"Within the next year or so we hope to have the capacity to prevent the kind of tragedy that arose in Rwanda" in 1994, Kenyan Foreign Minister Stephen Kalonzo Musyoka explained to journalists.


This is not the first time that Gadaffi, who portrays himself to his own citizens as a champion of Africa's emancipation and development, has seen his ideas dismissed by his African peers.

His plans for a "United States of Africa," a single sovereign entity, never found any support outside of Tripoli. (emphasis added)

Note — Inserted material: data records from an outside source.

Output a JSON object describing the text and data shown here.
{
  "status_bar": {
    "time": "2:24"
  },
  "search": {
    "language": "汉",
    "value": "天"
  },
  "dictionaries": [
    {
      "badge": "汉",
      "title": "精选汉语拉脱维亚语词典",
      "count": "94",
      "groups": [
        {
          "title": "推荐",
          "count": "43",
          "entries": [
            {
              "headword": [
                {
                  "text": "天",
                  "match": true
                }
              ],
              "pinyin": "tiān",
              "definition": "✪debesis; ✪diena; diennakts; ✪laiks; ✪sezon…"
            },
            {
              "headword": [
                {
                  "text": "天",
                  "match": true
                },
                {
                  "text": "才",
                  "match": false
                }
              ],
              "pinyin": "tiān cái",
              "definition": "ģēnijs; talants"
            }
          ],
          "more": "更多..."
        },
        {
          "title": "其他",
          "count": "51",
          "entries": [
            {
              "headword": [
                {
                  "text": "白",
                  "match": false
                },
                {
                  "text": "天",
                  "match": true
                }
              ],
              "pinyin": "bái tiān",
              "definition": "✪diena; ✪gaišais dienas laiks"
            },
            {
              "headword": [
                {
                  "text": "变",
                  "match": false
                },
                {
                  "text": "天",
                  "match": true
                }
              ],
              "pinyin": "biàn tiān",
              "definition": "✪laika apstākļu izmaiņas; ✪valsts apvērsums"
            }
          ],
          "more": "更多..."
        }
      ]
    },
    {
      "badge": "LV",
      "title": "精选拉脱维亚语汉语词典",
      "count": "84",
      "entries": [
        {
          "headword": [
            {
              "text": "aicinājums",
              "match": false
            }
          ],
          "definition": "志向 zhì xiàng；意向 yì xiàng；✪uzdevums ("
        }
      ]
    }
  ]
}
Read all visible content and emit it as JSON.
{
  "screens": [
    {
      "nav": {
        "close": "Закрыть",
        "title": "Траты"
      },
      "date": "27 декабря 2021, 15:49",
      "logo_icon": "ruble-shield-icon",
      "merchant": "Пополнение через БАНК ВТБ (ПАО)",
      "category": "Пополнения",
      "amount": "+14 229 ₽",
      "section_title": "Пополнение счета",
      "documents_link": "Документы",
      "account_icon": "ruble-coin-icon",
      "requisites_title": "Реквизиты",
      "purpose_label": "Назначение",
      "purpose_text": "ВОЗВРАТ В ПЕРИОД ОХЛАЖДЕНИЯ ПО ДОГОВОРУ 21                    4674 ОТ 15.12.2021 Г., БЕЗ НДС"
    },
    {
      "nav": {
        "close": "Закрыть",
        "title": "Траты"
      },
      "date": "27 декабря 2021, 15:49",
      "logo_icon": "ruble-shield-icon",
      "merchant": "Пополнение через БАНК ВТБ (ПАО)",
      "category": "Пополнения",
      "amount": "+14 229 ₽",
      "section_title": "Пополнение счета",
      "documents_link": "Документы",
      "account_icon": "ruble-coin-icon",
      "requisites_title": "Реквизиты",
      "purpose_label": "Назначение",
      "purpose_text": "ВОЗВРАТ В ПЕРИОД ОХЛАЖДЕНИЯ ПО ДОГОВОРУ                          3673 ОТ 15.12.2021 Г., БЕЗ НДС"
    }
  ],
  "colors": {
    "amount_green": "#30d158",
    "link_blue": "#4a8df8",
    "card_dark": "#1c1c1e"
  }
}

To be honest, I think even the notion of a "standby military force" is a pipe dream. If the European Union hasn't been able to get its act together sufficiently to create one, why do African states imagine they're going to be able to pull it off? Where's the logistic capability to rapidly airlift such a force to a conflict zone? Even leaving that aside, it strikes me as most unlikely that a collection of African strongmen would ever give the go-ahead to a military force to intervene in a massacre in a member state, for fear of setting an unwelcome precedent in the future; a prison-house like Ghaddafi's Libya is hardly well placed to make interventionist noises about preventing human rights violations.